Five Things to Know Before Switching to MacOS

So, you’ve decided to take the plunge and switch over from Windows to Mac. There’s just one problem: making the switch is daunting, and you’re not sure if you are ready!

In this guide, we give you the five essential tips you need to know before you switch from Windows  to MacOS. We cover all the important things you need to know, from how to export all of your data on your old Windows device onto your shiny new (and refurbished) Apple computer, to getting used to the new right-click on Apple trackpads. Follow our advice, and the move to your Apple computer will be as easy and as worry-free as it can be.

1. You’re Connected to the Apple Ecosystem

iMac computer with Apple Keyboard and Mouse on a desk

 

If you own more than one Apple product, then the ability to connect your device to the rest of the Apple ecosystem will be a huge boon. If you’ve got an iPhone, iPad, Apple TV, Apple Watch, or a HomePod already, you should consider the benefits from being able to link all these devices together through an Apple computer. The ecosystem is primarily fuelled by iCloud syncing, which allows you to access your photos, documents, music, films, and more through your account. In other words, if you have an iCloud account and an Apple ID, switching from Windows to MacOS will make all of your devices even better, once they’re all connected.

 

2. The Right Click Has Changed

iPad and iMac with keyboard and mouse on a desk

 

If you pick up one of our refurbished MacBook Airs or a different Apple laptop, one of the first things you will notice when using the trackpad is the lack of a right click. It takes a little bit of getting used to, but once you know what to expect, the change will be a welcome one.

Right-clicking in Windows gives you an extensive list of options depending on what you choose to click. On Mac devices, however, you still have right-click, but it reveals a more consolidated list of options. While on Windows you right-click using the right-hand side mouse button, on MacBook devices, you use a two-finger click on the trackpad. If you have a Mac with an Apple mouse, you need to turn on right-click by going into ‘System Settings’ on your Mac device, clicking ‘Mouse’, and under the point-and-click section, you toggle on ‘Secondary Click’.

 

3. Macs Don’t Need Security Software

Man holding dongle while using MacBook computer

 

For the average user, Macs simply do not need antivirus software to keep your computer secure. This is a shock and surprise to many people who are new to Mac, but the devices just do not need any third party software to keep them safe. Mac’s share of the computer market is still much smaller than Windows, and criminals tend to go after bigger fish. But most of all, Apple provides free built-in antivirus protection for all of its devices and keeps them safe.

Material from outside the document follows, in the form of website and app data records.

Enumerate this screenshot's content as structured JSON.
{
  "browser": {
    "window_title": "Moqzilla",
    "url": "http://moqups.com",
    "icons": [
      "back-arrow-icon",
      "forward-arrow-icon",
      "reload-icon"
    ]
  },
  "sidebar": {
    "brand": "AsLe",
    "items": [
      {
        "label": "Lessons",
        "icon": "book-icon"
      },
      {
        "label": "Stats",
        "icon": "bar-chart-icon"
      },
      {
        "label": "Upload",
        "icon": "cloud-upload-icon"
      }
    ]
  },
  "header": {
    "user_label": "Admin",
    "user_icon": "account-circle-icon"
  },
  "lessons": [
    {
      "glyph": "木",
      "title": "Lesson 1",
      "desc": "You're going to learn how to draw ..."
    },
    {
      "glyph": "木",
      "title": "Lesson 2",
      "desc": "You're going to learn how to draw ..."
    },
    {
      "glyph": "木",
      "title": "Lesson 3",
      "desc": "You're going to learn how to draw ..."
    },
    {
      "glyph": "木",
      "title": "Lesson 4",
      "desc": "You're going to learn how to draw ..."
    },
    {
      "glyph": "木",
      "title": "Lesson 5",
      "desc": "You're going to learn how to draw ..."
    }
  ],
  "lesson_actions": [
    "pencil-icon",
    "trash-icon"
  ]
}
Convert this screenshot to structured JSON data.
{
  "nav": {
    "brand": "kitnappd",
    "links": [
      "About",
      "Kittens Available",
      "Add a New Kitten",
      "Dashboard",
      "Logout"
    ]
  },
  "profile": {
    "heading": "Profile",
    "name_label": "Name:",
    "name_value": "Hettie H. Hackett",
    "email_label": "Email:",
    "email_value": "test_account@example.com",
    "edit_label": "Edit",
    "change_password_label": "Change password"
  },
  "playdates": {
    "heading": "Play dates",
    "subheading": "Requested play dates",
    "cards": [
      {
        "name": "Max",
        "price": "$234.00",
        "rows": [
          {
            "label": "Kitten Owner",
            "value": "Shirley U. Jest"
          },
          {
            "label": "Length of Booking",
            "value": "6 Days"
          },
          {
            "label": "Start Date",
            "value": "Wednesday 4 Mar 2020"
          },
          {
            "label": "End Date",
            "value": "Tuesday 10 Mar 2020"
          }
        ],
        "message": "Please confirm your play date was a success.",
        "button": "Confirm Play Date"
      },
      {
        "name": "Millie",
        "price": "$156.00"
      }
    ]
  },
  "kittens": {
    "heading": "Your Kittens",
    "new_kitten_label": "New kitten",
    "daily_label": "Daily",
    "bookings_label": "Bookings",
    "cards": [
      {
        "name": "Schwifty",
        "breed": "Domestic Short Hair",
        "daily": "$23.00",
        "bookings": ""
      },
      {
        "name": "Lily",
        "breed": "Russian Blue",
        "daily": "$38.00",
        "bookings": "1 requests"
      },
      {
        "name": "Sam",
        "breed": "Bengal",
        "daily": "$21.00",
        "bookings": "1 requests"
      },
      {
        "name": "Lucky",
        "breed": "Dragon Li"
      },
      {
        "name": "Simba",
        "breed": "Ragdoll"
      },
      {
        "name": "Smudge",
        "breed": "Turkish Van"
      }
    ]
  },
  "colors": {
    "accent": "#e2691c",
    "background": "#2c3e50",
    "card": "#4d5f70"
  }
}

If you are running a business with your Mac, especially if you are running a fleet of Mac computers on the same network with some Windows devices included, it might be worth considering some antivirus software for extra protection. If you’re about to head off to university, you might want to check out our student laptop guide for more information about protecting your laptop. However, for the average Apple computer user, you can rely on Mac’s built-in security to keep your device safe.

 

4. Macs Have Migration Assistant

Apple Migration Assistant Pop-up

 

Even though you have swapped over to Mac from Windows, that doesn’t mean you lose all of your old files. Mac’s Migration Assistant allows you to quickly move data from your old PC to your new device.

You will see Migration Assistant in the utilities folder of any Mac device. You will also find it the moment you start up your new Mac computer when your Mac asks you whether you would like to transfer data over from another computer. The app itself is freely available for download from Apple and can move your files from Windows XP, Windows Vista, Windows 7, Windows 8, or Windows 10 to MacOS.

 

5. You Can Always Boot Up Windows on Your Mac

BootCamp Logo

 

If you try out MacOS on your Apple computer and really don’t like using it, or you get some Windows-exclusive software that you want to run on your Mac device, you can boot up or dual-boot Windows (or Linux, for that matter) on your Mac. You simply need to use the BootCamp installation wizard in the Utilities folder of the Applications list.

First of all, you need to download Windows 10 onto your Apple device to get an ISO file – you can find this on the Windows website. Once the file has downloaded, launch Boot Camp Assistant from your Applications folder. Then, you partition your Mac device, giving some space to your Mac operating system and some to your Windows one. Once done, click ‘install’, and your Apple will start to run Windows.

 

If you consider all of these points, we’re sure the switch to MacOS will be smooth sailing. If you found our tips useful, or want to add any of your own, please leave us a message on social media! And if you would like any support choosing a refurbished Apple computer, get in touch and we will be happy to assist you in choosing the right computer to suit your needs.